Florida cops raid disabled activist hours after she’s linked to marijuana bill
Law enforcement officials in Florida say that it’s a coincidence that the home of wheelchair-bound activist was raided just hours after her name was linked to an effort to legalize medical marijuana in the state.
In a report about how the support for medical marijuana could effect the governor’s race in Florida, The Miami Herald noted on Monday that one proposed bill was expected to be called the Cathy Jordan Medical Cannabis Act.
According to the Bradenton Herald, Jordan’s home was raided by the Manatee County Sheriff’s Office on Monday afternoon and deputies confiscated 23 marijuana plants.
The Miami Herald Naked Politics blog pointed out that the raid occurred “just after our story posted on the polling numbers and popularity of medical-marijuana.”
A spokesperson for the Manatee County Sheriff’s Office said that the department had to act because a real estate agent reported suspicious circumstances at the Jordan home.
“She called us when she saw something that looked funny with an extension cord, looked through the fence and saw marijuana plants,” sheriff’s office spokesperson Dave Bristow explained. “Deputies responded and saw the same thing she did.”
Cathy Jordan’s husband, Robert, told the Bradenton Herald that he reluctantly gave deputies consent to search the home, informing them that the marijuana was “medicine for my wife.”
Bristow insisted that the raid had nothing to do with Jordan’s name appearing the The Miami Herald.
“If we had not gotten a complaint yesterday (Monday) this would not have happened,” he remarked. “Responding deputies were not aware of any legislation. Why would we want to get involved in that?”
“We had no choice as far as what we had to do here… They had marijuana. Marijuana is illegal. We confiscated the marijuana.”
By Tuesday afternoon, Jordan’s name had been removed from the online version of The Miami Herald‘s report. Calls to the Herald were not returned by time of publication.
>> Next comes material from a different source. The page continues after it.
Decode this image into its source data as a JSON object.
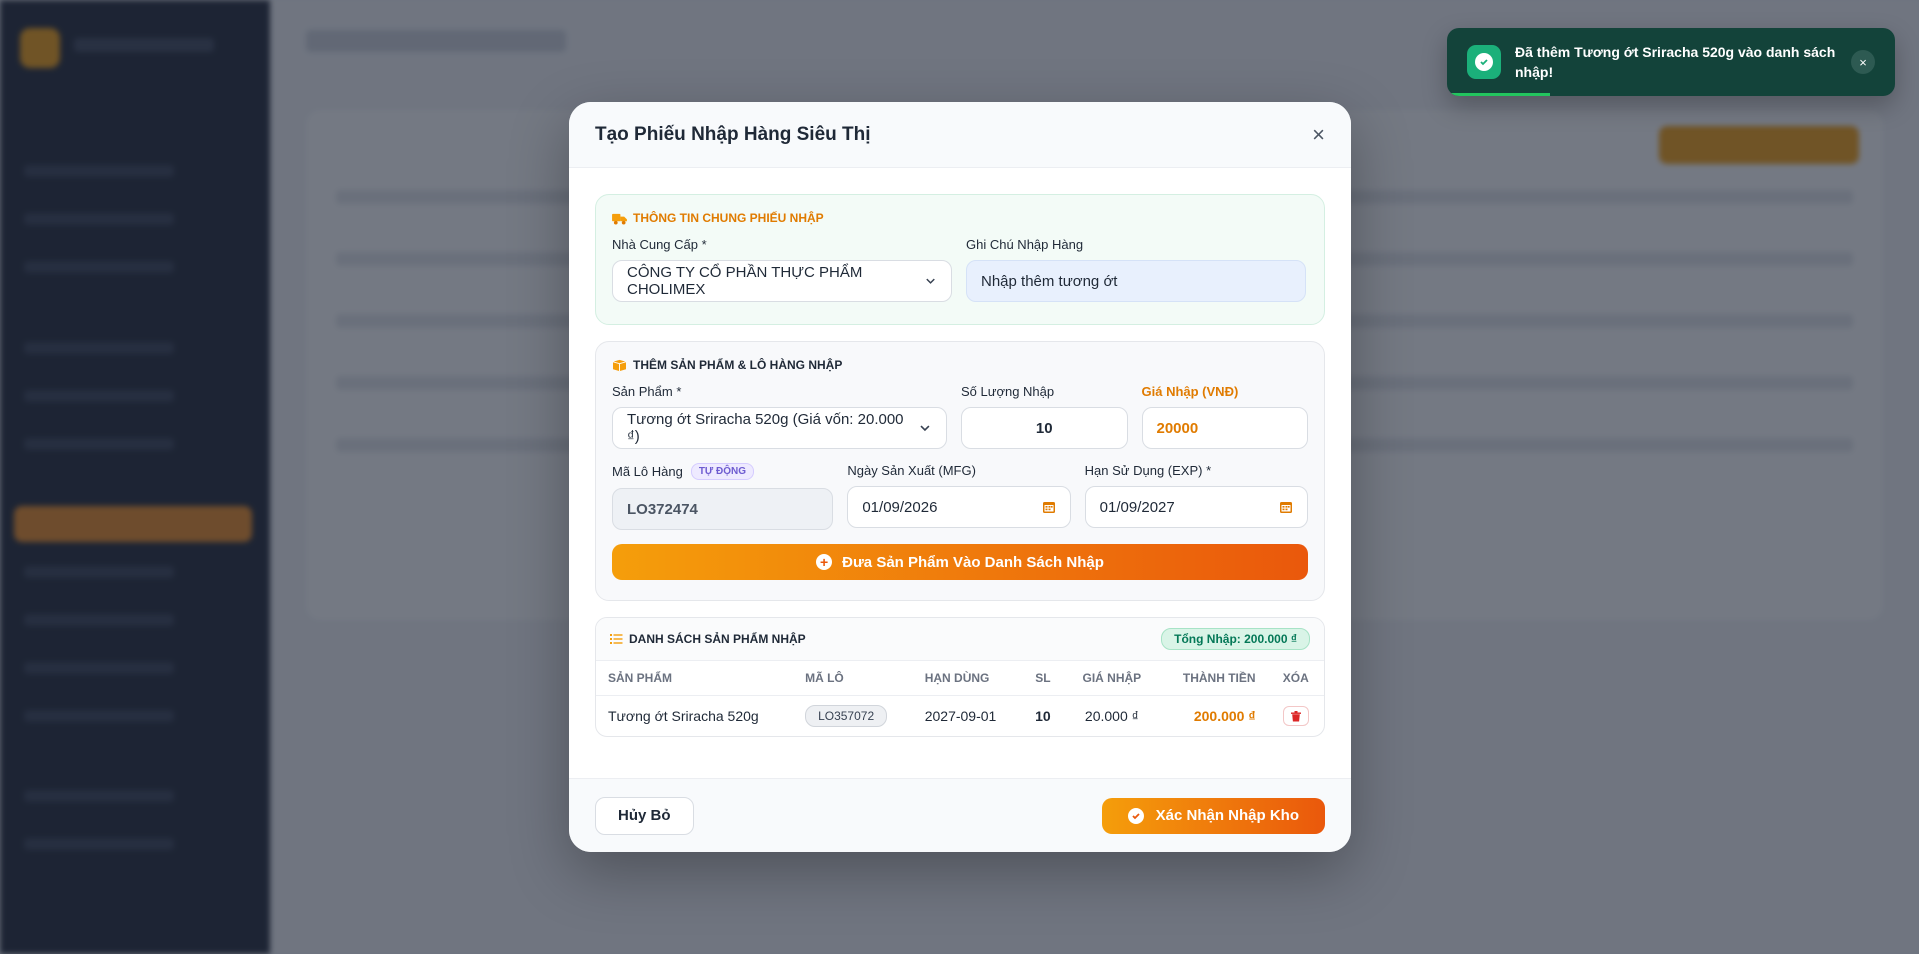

Watch this video from SurvivingALS, uploaded in 2010.
(h/t: The Huffington Post)